German investments in India have actually crossed the 8 billion USD mark. Almost 1700 German companies are doing business in India and many of them have opened or significantly expanded factories in India. Germany is India’s 6th‑largest trading partner and the most important trading partner within the EU. This is not a static picture: In the first six months of 2015, the volume of trade between Germany and India rose by another five percent.
A survey conducted by the Indo‑German Chamber of Commerce has shown that German companies hold a positive long‑term view of the Indian market. At the same time they see areas of concern regarding the ease of doing business – too much red tape, infrastructure hurdles, corruption, lack of skilled labour, tax disputes. Land acquisition problems as well as tax and customs issues need to be resolved in order to encourage further investment. The introduction of a countrywide Goods and Services Tax would be a big step forward. A reliable legal and administrative framework is indispensable for German companies in India. I believe that Prime Minister Modi’s Government is heading in the right direction.
How severely did New Delhi’s flip‑flop on the teaching of German in Indian schools hurt cultural relations between the two countries?
I’m absolutely convinced that both Indians and Germans will profit if more Indians have German language skills. We respect the decision of the Indian Government to introduce German as an additional language. Since, in a globalised world, it is essential to speak foreign languages, I hope that many more Indians will opt for German as an additional language in the future.
What do you expect from Prime Minister Narendra Modi during the Paris climate change summit?
India is a key player in the UNFCCC negotiations: India’s share in global greenhouse gas emissions today is about 5.7 percent and it is bound to further increase considerably in the years to come. At the same time, India is one of the countries that are most vulnerable to the effects of climate change. The national policies, especially regarding adaptation, are remarkable.
Of course we see the responsibility of industrialised countries to mitigate greenhouse gases and support others in adapting to the effects of climate change. The EU has submitted an ambitious and fair INDC. In addition, Germany has agreed to increase its public climate finance by 100 percent by 2020.
At the same time we need to see that climate change is a global threat that industrialised countries cannot combat alone.
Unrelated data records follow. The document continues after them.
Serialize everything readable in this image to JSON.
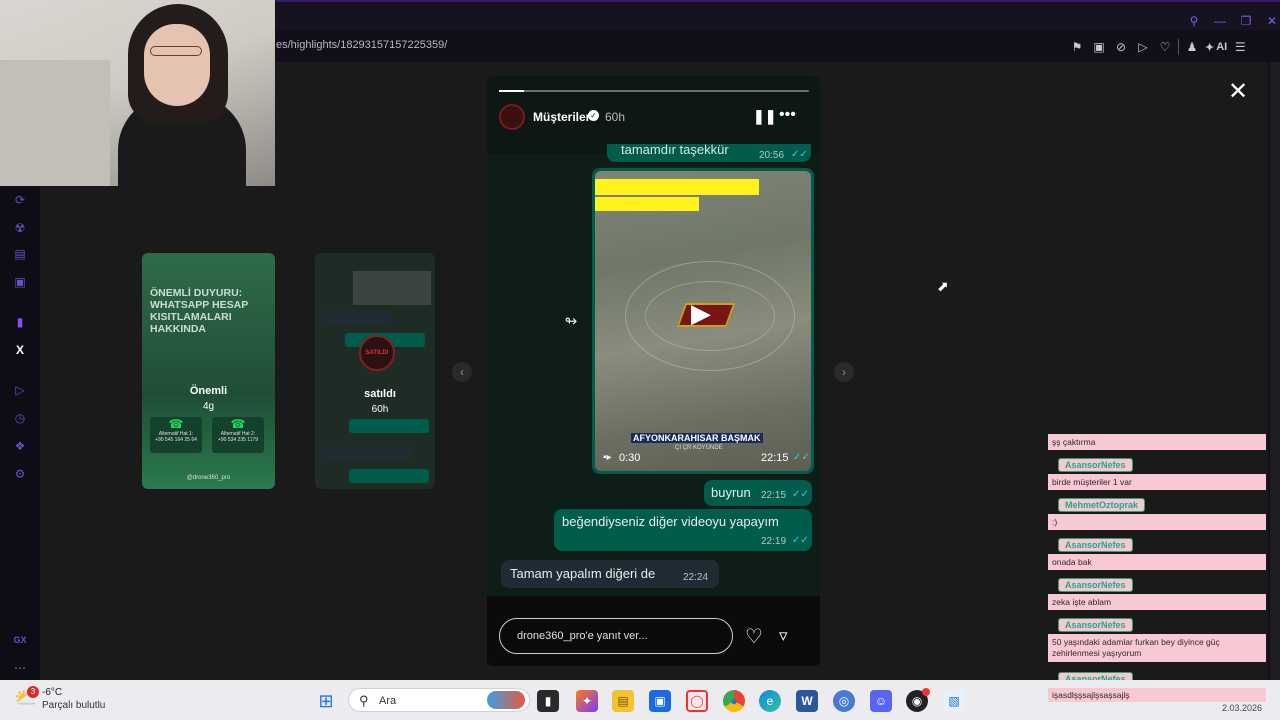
{
  "browser": {
    "url": "es/highlights/18293157157225359/",
    "ai_label": "AI"
  },
  "story": {
    "username": "Müşteriler",
    "time_ago": "60h",
    "top_message_partial": "tamamdır taşekkür",
    "top_message_time": "20:56",
    "video": {
      "caption": "AFYONKARAHISAR BAŞMAK",
      "caption_small": "ÇI  ÇR KÖYÜNDE",
      "duration": "0:30",
      "time": "22:15"
    },
    "messages": [
      {
        "dir": "out",
        "text": "buyrun",
        "time": "22:15"
      },
      {
        "dir": "out",
        "text": "beğendiyseniz diğer videoyu yapayım",
        "time": "22:19"
      },
      {
        "dir": "in",
        "text": "Tamam yapalım diğeri de",
        "time": "22:24"
      }
    ],
    "reply_placeholder": "drone360_pro'e yanıt ver..."
  },
  "thumbs": [
    {
      "heading": "ÖNEMLİ DUYURU: WHATSAPP HESAP KISITLAMALARI HAKKINDA",
      "label": "Önemli",
      "time": "4g",
      "line1": "Alternatif Hat 1:",
      "phone1": "+90 545 164 25 64",
      "line2": "Alternatif Hat 2:",
      "phone2": "+90 534 235 1179",
      "footer": "@drone360_pro"
    },
    {
      "label": "satıldı",
      "time": "60h",
      "badge": "SATILDI"
    }
  ],
  "chat": [
    {
      "user": "",
      "text": "şş çaktırma"
    },
    {
      "user": "AsansorNefes",
      "text": "birde müşteriler 1 var"
    },
    {
      "user": "MehmetOztoprak",
      "text": ":)"
    },
    {
      "user": "AsansorNefes",
      "text": "onada bak"
    },
    {
      "user": "AsansorNefes",
      "text": "zeka işte ablam"
    },
    {
      "user": "AsansorNefes",
      "text": "50 yaşındaki adamlar furkan bey diyince güç zehirlenmesi yaşıyorum"
    },
    {
      "user": "AsansorNefes",
      "text": "işasdlşşsajlşsaşsajlş"
    }
  ],
  "taskbar": {
    "weather_temp": "-6°C",
    "weather_desc": "Parçalı bulutlu",
    "weather_badge": "3",
    "search_label": "Ara",
    "date_partial": "2.03.2026"
  },
  "colors": {
    "whatsapp_out": "#005c4b",
    "whatsapp_in": "#1f2c33",
    "tick_blue": "#53bdeb",
    "chat_pink": "#f8c8d4",
    "highlight_yellow": "#fff21e"
  }
}
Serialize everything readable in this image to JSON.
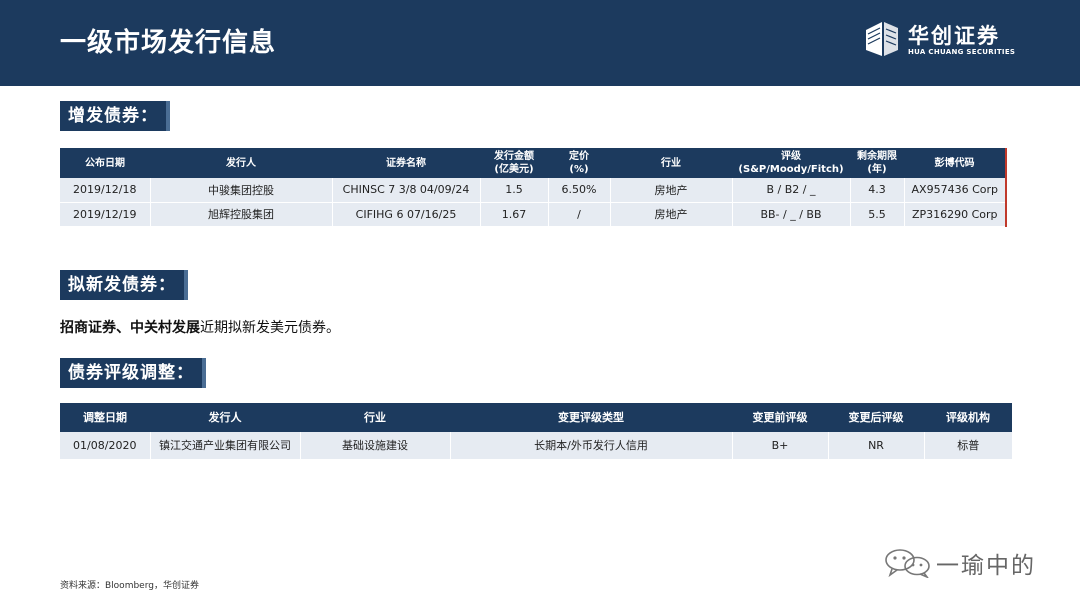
{
  "header": {
    "title": "一级市场发行信息",
    "logo_cn": "华创证券",
    "logo_en": "HUA CHUANG SECURITIES"
  },
  "sections": {
    "new_issue": "增发债券：",
    "planned": "拟新发债券：",
    "rating": "债券评级调整："
  },
  "new_issue_table": {
    "columns": [
      "公布日期",
      "发行人",
      "证券名称",
      [
        "发行金额",
        "(亿美元)"
      ],
      [
        "定价",
        "(%)"
      ],
      "行业",
      [
        "评级",
        "(S&P/Moody/Fitch)"
      ],
      [
        "剩余期限",
        "(年)"
      ],
      "彭博代码"
    ],
    "rows": [
      [
        "2019/12/18",
        "中骏集团控股",
        "CHINSC 7 3/8 04/09/24",
        "1.5",
        "6.50%",
        "房地产",
        "B / B2 / _",
        "4.3",
        "AX957436 Corp"
      ],
      [
        "2019/12/19",
        "旭辉控股集团",
        "CIFIHG 6 07/16/25",
        "1.67",
        "/",
        "房地产",
        "BB- / _ / BB",
        "5.5",
        "ZP316290 Corp"
      ]
    ]
  },
  "planned_text": {
    "bold": "招商证券、中关村发展",
    "rest": "近期拟新发美元债券。"
  },
  "rating_table": {
    "columns": [
      "调整日期",
      "发行人",
      "行业",
      "变更评级类型",
      "变更前评级",
      "变更后评级",
      "评级机构"
    ],
    "rows": [
      [
        "01/08/2020",
        "镇江交通产业集团有限公司",
        "基础设施建设",
        "长期本/外币发行人信用",
        "B+",
        "NR",
        "标普"
      ]
    ]
  },
  "source": "资料来源：Bloomberg，华创证券",
  "watermark": "一瑜中的",
  "colors": {
    "navy": "#1c3a5e",
    "row_bg": "#e6ebf2",
    "accent_red": "#c0392b"
  }
}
All countries, especially major emitters, will have to play their part in this endeavour.